Chickens had their supporters, including the adorable Tweet girls (see photo right). But several residents did speak against the chickens, saying the excrement draws flies and coyotes have been on the increase in chicken-cooped neighborhoods, killing the foul and dogs and cats.
Madrid was again on the losing end of a 4-1 vote. The mayor opposed the chicken move, saying La Mesa is too urban a city to have chickens without a lot of complaints and enforcement issues to come.
But the main event skirmish of the night was reserved for another Madrid proposal in which he suggested the council appoint him as the representative to the East County Economic Development Council.
For years Madrid had led the charge against spending money on that group, saying it had not accomplished anything for La Mesa. City Councilman Ernie Ewin had led the counter charge to join the organization and, at the council's last meeting, finally mustered the votes to overcome Madrid's opposition.
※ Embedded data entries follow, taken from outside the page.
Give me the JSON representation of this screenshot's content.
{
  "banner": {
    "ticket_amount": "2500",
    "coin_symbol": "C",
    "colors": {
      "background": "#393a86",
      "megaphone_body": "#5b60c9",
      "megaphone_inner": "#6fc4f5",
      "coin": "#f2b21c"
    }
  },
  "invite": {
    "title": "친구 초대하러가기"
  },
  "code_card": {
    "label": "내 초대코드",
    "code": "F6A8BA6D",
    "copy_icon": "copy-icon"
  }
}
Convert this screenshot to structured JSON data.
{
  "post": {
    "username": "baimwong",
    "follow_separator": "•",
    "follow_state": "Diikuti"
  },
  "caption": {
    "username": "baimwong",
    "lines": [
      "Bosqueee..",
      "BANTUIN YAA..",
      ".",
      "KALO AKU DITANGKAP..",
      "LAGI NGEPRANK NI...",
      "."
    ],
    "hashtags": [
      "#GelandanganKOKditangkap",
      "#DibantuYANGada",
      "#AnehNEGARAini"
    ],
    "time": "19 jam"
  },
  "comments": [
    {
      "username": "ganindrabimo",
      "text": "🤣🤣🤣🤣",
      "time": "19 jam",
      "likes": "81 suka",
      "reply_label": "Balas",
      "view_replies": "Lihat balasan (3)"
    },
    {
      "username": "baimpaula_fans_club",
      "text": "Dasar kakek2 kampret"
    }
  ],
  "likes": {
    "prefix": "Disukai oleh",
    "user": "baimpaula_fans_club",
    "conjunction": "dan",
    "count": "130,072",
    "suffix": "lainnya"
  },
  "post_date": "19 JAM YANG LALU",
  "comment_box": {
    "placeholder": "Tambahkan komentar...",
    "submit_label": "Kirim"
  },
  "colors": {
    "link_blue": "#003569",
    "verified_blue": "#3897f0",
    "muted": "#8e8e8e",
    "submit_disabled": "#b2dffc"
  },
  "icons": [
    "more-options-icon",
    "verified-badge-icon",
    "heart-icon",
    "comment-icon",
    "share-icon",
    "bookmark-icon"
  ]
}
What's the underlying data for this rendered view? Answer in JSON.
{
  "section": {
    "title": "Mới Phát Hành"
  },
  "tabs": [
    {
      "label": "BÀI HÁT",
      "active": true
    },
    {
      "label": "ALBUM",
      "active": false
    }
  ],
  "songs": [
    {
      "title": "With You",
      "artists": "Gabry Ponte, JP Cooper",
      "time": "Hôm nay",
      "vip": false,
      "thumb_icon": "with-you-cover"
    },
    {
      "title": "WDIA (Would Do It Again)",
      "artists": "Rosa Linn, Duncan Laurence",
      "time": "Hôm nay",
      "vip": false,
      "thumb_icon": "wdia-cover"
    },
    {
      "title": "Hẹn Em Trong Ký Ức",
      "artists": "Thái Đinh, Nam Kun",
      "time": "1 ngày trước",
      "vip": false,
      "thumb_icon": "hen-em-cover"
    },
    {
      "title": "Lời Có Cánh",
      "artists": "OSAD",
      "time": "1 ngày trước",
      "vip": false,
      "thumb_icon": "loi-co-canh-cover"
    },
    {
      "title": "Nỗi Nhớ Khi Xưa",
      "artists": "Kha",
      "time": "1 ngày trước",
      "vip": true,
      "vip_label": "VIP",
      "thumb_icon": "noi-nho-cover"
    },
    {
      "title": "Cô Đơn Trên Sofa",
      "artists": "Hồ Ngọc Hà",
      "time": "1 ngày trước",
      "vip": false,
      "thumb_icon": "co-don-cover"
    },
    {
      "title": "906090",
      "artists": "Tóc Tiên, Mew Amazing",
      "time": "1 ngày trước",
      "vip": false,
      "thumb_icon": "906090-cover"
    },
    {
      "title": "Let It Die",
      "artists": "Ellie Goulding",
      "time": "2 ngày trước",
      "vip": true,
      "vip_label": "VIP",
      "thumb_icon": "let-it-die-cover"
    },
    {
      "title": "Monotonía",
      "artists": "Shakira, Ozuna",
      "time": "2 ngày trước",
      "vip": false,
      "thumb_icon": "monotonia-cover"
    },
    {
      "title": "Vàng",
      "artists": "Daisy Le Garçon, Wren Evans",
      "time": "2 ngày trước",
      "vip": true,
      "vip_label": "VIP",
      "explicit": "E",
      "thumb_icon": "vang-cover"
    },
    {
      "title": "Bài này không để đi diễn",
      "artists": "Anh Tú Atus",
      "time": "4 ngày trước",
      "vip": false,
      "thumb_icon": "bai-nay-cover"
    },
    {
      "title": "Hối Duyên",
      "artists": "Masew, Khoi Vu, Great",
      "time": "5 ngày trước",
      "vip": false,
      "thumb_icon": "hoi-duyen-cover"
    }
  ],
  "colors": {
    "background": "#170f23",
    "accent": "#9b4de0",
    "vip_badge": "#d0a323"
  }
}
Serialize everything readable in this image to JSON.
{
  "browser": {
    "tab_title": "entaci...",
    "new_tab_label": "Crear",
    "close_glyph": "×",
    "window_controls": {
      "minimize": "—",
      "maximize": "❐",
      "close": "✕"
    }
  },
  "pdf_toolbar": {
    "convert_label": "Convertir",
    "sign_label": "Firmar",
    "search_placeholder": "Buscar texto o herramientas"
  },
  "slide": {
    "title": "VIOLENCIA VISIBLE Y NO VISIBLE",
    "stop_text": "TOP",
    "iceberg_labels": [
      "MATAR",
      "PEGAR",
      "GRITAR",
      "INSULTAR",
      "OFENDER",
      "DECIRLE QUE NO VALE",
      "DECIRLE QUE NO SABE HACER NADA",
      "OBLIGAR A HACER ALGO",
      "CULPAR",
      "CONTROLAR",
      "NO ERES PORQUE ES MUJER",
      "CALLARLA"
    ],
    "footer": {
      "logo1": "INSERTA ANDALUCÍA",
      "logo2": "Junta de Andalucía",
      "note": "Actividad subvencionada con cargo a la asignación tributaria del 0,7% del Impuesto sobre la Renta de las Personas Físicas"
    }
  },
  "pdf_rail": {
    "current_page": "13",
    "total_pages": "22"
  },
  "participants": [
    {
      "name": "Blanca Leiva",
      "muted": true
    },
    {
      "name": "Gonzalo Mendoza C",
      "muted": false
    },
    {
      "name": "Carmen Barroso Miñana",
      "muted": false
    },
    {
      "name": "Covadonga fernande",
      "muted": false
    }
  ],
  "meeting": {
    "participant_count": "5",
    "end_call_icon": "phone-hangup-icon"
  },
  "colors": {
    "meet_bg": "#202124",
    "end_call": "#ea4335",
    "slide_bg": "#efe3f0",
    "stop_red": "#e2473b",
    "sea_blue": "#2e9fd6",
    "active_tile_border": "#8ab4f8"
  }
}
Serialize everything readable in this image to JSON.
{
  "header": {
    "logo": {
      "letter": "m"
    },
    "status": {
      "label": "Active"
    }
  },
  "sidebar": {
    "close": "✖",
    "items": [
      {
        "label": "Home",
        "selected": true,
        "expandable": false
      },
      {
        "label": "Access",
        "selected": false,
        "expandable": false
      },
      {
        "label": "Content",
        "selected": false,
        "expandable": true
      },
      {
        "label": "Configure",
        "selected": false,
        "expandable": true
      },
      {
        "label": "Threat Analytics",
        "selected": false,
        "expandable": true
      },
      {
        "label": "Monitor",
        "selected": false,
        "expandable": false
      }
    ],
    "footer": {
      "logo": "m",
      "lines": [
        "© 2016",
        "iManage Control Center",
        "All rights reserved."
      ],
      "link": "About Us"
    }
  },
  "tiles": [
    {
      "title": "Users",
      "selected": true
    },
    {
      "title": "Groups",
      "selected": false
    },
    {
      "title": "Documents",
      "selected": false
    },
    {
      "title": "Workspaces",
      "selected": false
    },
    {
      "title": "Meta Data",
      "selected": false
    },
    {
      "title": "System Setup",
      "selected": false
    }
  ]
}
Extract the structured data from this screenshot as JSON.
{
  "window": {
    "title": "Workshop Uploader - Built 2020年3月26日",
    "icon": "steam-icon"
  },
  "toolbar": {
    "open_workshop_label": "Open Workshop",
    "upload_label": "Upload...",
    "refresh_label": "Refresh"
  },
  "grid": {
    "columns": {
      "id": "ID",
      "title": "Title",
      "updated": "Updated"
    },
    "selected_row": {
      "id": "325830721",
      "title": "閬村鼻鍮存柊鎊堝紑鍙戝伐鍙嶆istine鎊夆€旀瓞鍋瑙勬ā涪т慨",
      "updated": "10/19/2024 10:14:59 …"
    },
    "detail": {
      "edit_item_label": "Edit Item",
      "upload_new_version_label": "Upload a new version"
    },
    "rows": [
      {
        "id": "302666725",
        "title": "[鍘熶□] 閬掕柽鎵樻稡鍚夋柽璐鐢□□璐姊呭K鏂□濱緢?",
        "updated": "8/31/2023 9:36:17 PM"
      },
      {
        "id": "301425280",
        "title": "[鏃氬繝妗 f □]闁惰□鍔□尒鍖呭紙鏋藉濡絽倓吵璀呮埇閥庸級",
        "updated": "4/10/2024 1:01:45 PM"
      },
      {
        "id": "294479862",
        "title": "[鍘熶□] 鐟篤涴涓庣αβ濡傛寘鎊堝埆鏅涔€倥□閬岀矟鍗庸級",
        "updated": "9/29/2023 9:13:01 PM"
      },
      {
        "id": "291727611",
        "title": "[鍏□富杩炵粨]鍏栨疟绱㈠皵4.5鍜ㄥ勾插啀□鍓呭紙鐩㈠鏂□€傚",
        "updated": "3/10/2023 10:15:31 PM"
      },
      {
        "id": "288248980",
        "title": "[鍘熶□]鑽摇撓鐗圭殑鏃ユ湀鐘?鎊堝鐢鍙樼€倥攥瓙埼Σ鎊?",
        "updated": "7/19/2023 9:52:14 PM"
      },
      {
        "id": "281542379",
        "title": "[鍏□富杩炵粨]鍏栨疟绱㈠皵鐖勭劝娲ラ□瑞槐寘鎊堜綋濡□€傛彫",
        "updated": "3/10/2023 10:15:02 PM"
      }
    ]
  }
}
Madrid's proposal died without a second and Alessio quickly nominated Ewin for the ECEDC job.
That's when Sterling's chimed in with a Machiavellian twist this time, wondering aloud if putting Madrid on the ECEDC as he requested would guarantee a critical look at whether the group actually accomplishes anything for La Mesa.
No one bit and Ewin was installed, but not before Madrid tried to repeat his long-held criticisms of the ECEDC. Alessio tried to cut Madrid off, saying he was simply trying to re-litigate the council's decision earlier this month to join the economic group. Madrid persisted, telling Alessio he held the floor and would have his say.
Ewin was chosen with a 5-0 vote and Sterling was predicting he would give an honest assessment of the group's accomplishments and the council could decide whether enough was accomplished to defend joining again next year.
"It's going to be a one-year membership, I guarantee it,'' Madrid said.